ORANGE COUNTY, Calif. — Crowded emergency services for kids and a nationwide surge in yet another respiratory illness have Orange County health officials worried.
Respiratory syncytial virus, or RSV, isn’t new but has had an outsized presence since officials saw an uptick in cases in August. The county began seeing about 300 patients a day, and that number rose to 400 a day in the last two weeks.
Historically, the most vulnerable groups to the respiratory illness have been infants, people with suppressed immune systems like cancer patients and the elderly.
“Now we’re seeing kids who are five years old getting RSV and landing in the hospital. That’s unusual,” said Andrew Noymer, a University of California, Irvine professor of population health and disease prevention.
RSV has arisen to lock up almost all available emergency care facilities for children in the county, with officials acting to secure waivers that will allow them to place some children in hospitals that don’t generally take pediatric cases.
And officials worry about what will happen once winter arrives and COVID-19 cases spike as they have each of the past two years.
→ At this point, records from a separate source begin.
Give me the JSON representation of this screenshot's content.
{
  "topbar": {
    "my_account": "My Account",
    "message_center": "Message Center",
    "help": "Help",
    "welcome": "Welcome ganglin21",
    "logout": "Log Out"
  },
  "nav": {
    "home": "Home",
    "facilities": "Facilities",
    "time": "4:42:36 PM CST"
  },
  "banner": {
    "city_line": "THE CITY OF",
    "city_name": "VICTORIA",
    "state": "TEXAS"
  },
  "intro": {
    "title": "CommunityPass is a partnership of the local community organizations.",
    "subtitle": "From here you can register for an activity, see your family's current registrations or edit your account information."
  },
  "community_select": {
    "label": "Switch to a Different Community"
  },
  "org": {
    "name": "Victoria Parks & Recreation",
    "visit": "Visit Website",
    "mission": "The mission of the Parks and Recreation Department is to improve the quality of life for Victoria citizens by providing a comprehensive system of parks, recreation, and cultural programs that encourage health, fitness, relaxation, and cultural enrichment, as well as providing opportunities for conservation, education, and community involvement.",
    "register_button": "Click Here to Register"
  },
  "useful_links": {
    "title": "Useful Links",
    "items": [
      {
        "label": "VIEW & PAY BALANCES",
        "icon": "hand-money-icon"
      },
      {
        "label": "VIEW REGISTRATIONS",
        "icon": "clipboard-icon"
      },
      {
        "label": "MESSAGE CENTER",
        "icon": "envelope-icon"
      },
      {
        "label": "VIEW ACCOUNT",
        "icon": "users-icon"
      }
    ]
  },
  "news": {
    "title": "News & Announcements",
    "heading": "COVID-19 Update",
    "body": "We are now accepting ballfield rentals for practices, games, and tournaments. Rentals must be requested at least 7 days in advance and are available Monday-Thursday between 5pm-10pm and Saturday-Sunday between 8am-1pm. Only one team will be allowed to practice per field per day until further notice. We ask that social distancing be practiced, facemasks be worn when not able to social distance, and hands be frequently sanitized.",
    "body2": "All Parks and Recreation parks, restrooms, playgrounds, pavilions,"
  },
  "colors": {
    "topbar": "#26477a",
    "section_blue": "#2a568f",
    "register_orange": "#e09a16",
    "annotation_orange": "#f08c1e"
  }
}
With flu and now RSV forcing people to pay attention, some have coined the term “tri-demic.”
Noymer doesn’t expect all three illnesses to have broad enough penetration to warrant such a name. While the flu is currently on the rise right now, he doesn’t expect it to peak at the same time as COVID-19. Flu also has a vaccine, which varies in effectiveness depending on the year.
RSV, however, presents problems it hasn’t presented before.
Noymer said there are two theories.
During the pandemic, kids stayed home from school, preventing them from building a natural immunity to RSV. While most people don’t get severely ill from the virus, Noymer said the common cold can often be attributed to RSV. Without that exposure, kids have an “immunity debt,” which has to be made up.
Noymer favors the second theory, which is that COVID-19 can lower the body’s defense system, dampening the immune system enough to make kids more vulnerable to RSV.
But neither idea has been proven.
“I don’t think we have the data yet to determine which is the answer,” Noymer said. “I can’t fully endorse either one.”
Another concern is that there is no vaccine for infants, and the version that exists for seniors is in trials. COVID-19 vaccines and boosters also have questionable efficacy.
That leaves health officials with rising case numbers in all three respiratory ailments and little idea of how high infection numbers could reach.
The county reports that about 15% of all patients who make it to the hospital are admitted with the most severe symptoms pushed to the head of the line. In the most severe cases, infants can stop breathing. But many experience other symptoms first, like quickened breathing, dehydration or lethargy. Parents observing any of those symptoms should skip urgent care and go straight to the hospital, officials warn.
With a maximum pediatric capacity of about 400 beds in the county, health officials are constantly looking for more emergency beds.
“We try very hard not to transfer kids out of the county. In fact, we’re called day and night to transfer kids into the county,” said Dr. Melanie Patterson, vice president of Patient Care Services and Chief Nursing Officer at CHOC Children’s Hospital.
She and Regina Chinsio-Kwong, Chief Medical Officer and the County Health Officer for the OC Health Care Agency, cautioned people over the holidays. They suggest wearing masks indoors and to stay on top of hand washing.
That advice can translate nationwide, as states across the country have experienced a large bump in RSV cases.
“We’re all experiencing the same surge,” Patterson said. “I think we all know this surge will probably get worse before it gets better.”